Respondents argue, consistent with the district court’s summary judgment, that the board incorrectly interpreted its zoning ordinance to consider the seasonal residential district as a more limiting subset of the residential district. But it was reasonable for the board to determine that, although Living Word sought a rezoning that could ultimately increase seasonal use of the property by conditional permit, the camp was accepting restrictions on the year-round use of its property that the county would not be allowed to impose on a nonseasonal residential user.
We examine the
claim of spot zoning against the board’s 2001 approval of a rezoning
application by another camp on
The board found inapplicable the third rezoning factor under the 1998 ordinance, regarding mistakes in the original zoning or in the comprehensive plan. The findings of the planning commission, incorporated in the board’s findings, indicate that no mistake existed in the original zoning and are sufficient to support the board’s determination on this factor.
On the fourth
rezoning factor, the existence of clear public need beyond a benefit to the
landowner, the board found that the property as rezoned would require fewer public
services than the current classification.
A rational basis exists for the board’s determination that property
zoned seasonal residential may not require the same level of services, such as
snowplowing, that year-round residential use would demand.

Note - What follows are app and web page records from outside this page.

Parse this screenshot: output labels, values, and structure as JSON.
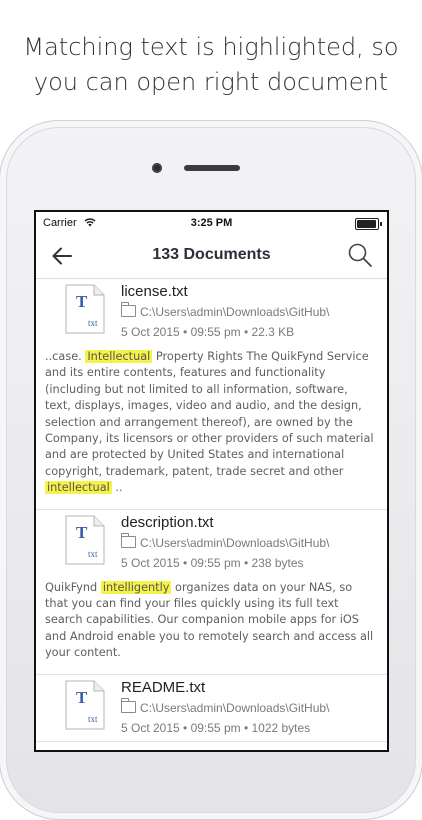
{
  "headline": {
    "line1": "Matching text is highlighted, so",
    "line2": "you can open right document"
  },
  "status": {
    "carrier": "Carrier",
    "time": "3:25 PM"
  },
  "nav": {
    "title": "133 Documents"
  },
  "documents": [
    {
      "name": "license.txt",
      "path": "C:\\Users\\admin\\Downloads\\GitHub\\",
      "meta": "5 Oct 2015 • 09:55 pm • 22.3 KB",
      "icon_letter": "T",
      "icon_ext": "txt",
      "snippet_before": "..case. ",
      "match": "Intellectual",
      "snippet_middle": " Property Rights The QuikFynd Service and its entire contents, features and functionality (including but not limited to all information, software, text, displays, images, video and audio, and the design, selection and arrangement thereof), are owned by the Company, its licensors or other providers of such material and are protected by United States and international copyright, trademark, patent, trade secret and other ",
      "match2": "intellectual",
      "snippet_after": " .."
    },
    {
      "name": "description.txt",
      "path": "C:\\Users\\admin\\Downloads\\GitHub\\",
      "meta": "5 Oct 2015 • 09:55 pm • 238 bytes",
      "icon_letter": "T",
      "icon_ext": "txt",
      "snippet_before": "QuikFynd ",
      "match": "intelligently",
      "snippet_after": " organizes data on your NAS, so that you can find your files quickly using its full text search capabilities. Our companion mobile apps for iOS and Android enable you to remotely search and access all your content."
    },
    {
      "name": "README.txt",
      "path": "C:\\Users\\admin\\Downloads\\GitHub\\",
      "meta": "5 Oct 2015 • 09:55 pm • 1022 bytes",
      "icon_letter": "T",
      "icon_ext": "txt"
    }
  ],
  "colors": {
    "highlight": "#f5f24a",
    "icon_blue": "#3b5fa6"
  },
  "icons": {
    "back": "arrow-left-icon",
    "search": "magnifier-icon",
    "file": "text-document-icon",
    "folder": "folder-icon"
  }
}
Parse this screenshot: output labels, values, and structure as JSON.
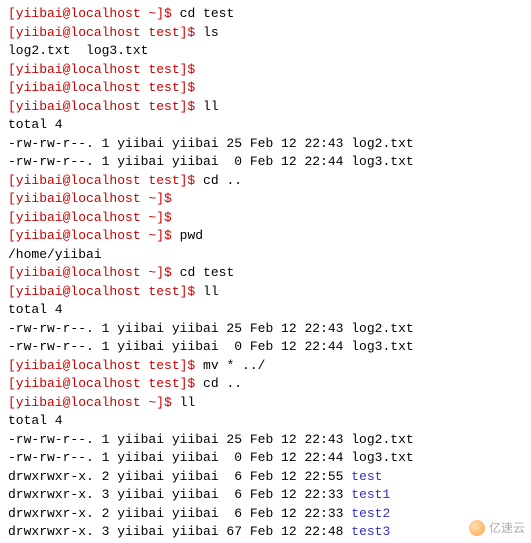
{
  "prompt1": "[yiibai@localhost ~]$ ",
  "prompt2": "[yiibai@localhost test]$ ",
  "cmd": {
    "cd_test": "cd test",
    "ls": "ls",
    "ll": "ll",
    "cd_up": "cd ..",
    "pwd": "pwd",
    "mv": "mv * ../"
  },
  "out": {
    "ls_files": "log2.txt  log3.txt",
    "total": "total 4",
    "pwd": "/home/yiibai",
    "rw_log2": "-rw-rw-r--. 1 yiibai yiibai 25 Feb 12 22:43 log2.txt",
    "rw_log3": "-rw-rw-r--. 1 yiibai yiibai  0 Feb 12 22:44 log3.txt",
    "d_test": "drwxrwxr-x. 2 yiibai yiibai  6 Feb 12 22:55 ",
    "d_test1": "drwxrwxr-x. 3 yiibai yiibai  6 Feb 12 22:33 ",
    "d_test2": "drwxrwxr-x. 2 yiibai yiibai  6 Feb 12 22:33 ",
    "d_test3": "drwxrwxr-x. 3 yiibai yiibai 67 Feb 12 22:48 "
  },
  "dirs": {
    "test": "test",
    "test1": "test1",
    "test2": "test2",
    "test3": "test3"
  },
  "watermark": "亿速云"
}
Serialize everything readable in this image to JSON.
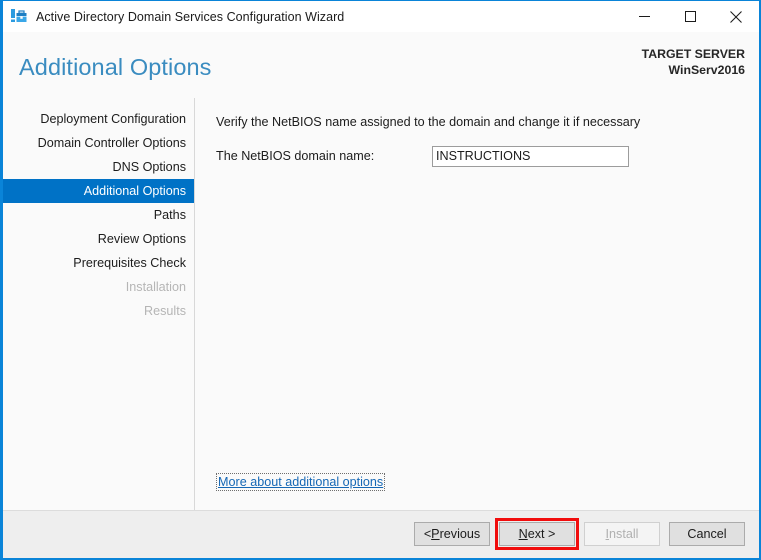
{
  "window": {
    "title": "Active Directory Domain Services Configuration Wizard",
    "icon": "ad-ds-wizard-icon",
    "controls": {
      "minimize": "minimize-icon",
      "maximize": "maximize-icon",
      "close": "close-icon"
    },
    "accent_color": "#0a84d8"
  },
  "header": {
    "page_title": "Additional Options",
    "target_server_label": "TARGET SERVER",
    "target_server_name": "WinServ2016",
    "title_color": "#3a8cc0"
  },
  "nav": {
    "items": [
      {
        "label": "Deployment Configuration",
        "state": "normal"
      },
      {
        "label": "Domain Controller Options",
        "state": "normal"
      },
      {
        "label": "DNS Options",
        "state": "normal"
      },
      {
        "label": "Additional Options",
        "state": "selected"
      },
      {
        "label": "Paths",
        "state": "normal"
      },
      {
        "label": "Review Options",
        "state": "normal"
      },
      {
        "label": "Prerequisites Check",
        "state": "normal"
      },
      {
        "label": "Installation",
        "state": "disabled"
      },
      {
        "label": "Results",
        "state": "disabled"
      }
    ],
    "selected_color": "#0072c6"
  },
  "content": {
    "instruction": "Verify the NetBIOS name assigned to the domain and change it if necessary",
    "netbios_label": "The NetBIOS domain name:",
    "netbios_value": "INSTRUCTIONS",
    "netbios_placeholder": "",
    "more_link": "More about additional options"
  },
  "footer": {
    "buttons": [
      {
        "label": "< Previous",
        "accel_prefix": "< ",
        "accel": "P",
        "accel_suffix": "revious",
        "state": "enabled",
        "annotated": false
      },
      {
        "label": "Next >",
        "accel_prefix": "",
        "accel": "N",
        "accel_suffix": "ext >",
        "state": "enabled",
        "annotated": true
      },
      {
        "label": "Install",
        "accel_prefix": "",
        "accel": "I",
        "accel_suffix": "nstall",
        "state": "disabled",
        "annotated": false
      },
      {
        "label": "Cancel",
        "accel_prefix": "",
        "accel": "",
        "accel_suffix": "Cancel",
        "state": "enabled",
        "annotated": false
      }
    ],
    "annotation_color": "#f10d0d"
  }
}
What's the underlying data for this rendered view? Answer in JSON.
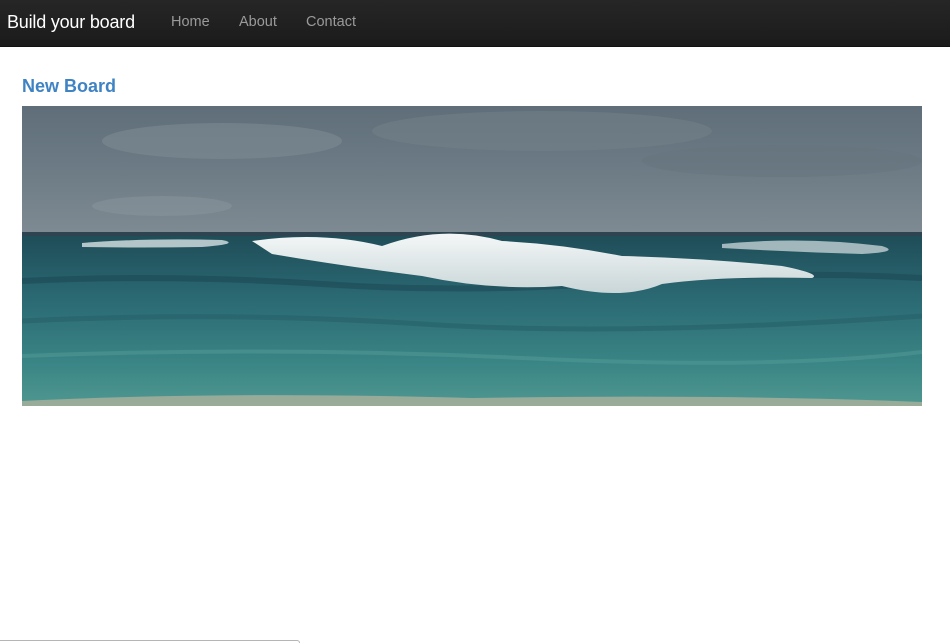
{
  "navbar": {
    "brand": "Build your board",
    "links": [
      "Home",
      "About",
      "Contact"
    ]
  },
  "board": {
    "title": "New Board",
    "image_icon": "ocean-wave-photo"
  },
  "colors": {
    "navbar_bg": "#222222",
    "brand_text": "#ffffff",
    "nav_text": "#9a9a9a",
    "title_link": "#3e83c3"
  }
}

It is also true, as the board observed, that
its power to impose conditions for use would tend to favor public
interests. And although the board failed
to consider the fifth rezoning factor, whether the proposed use would be better
served if on other property in the community, this omission is not fatal when
other reasons adequately support the decision.
Finally, a sixth rezoning factor under the ordinance demands that any down zoning (change from a more intensive to a lower or less intensive use) still allow the landowner a reasonable use of his property. This factor is largely aimed at rezoning opposed by a landowner, and there is support in the record for the board’s finding that it need not consider the issue of down zoning because the property owner was requesting the more restrictive zoning classification. Moreover, as to other landowners, the sixth factor has no bearing because of the board’s other findings, approved above, that Living Word’s use would be more limited than permitted in the area; we must affirm a county commissioner’s observation, directed at the sixth factor, that the board was “not loosening the standards.”
In sum, the board’s findings on the rezoning factors of the ordinance reflected its reasonable decision to rezone the property from residential to seasonal residential, allowing the further step of application for a conditionally permitted camp use.
summary judgment for respondents, the district court expressed concern over
verbatim adoption of appellants’ combined proposed findings of fact and
conclusions of law. Factfinders are
discouraged from adopting verbatim proposed findings and conclusions “because
it does not allow the parties or a reviewing court to determine the extent to
which the . . . decision was independently made.” Lundell
v. Coop. Power Ass’n, 707 N.W.2d 376, 380 n.1 (
Because the findings of the board adequately demonstrate a rational basis for the rezoning, the district court erred in ordering that the property be returned to the residential zoning classification. We reverse and remand for entry of judgment affirming the county board’s decision to rezone.
Reversed and remanded.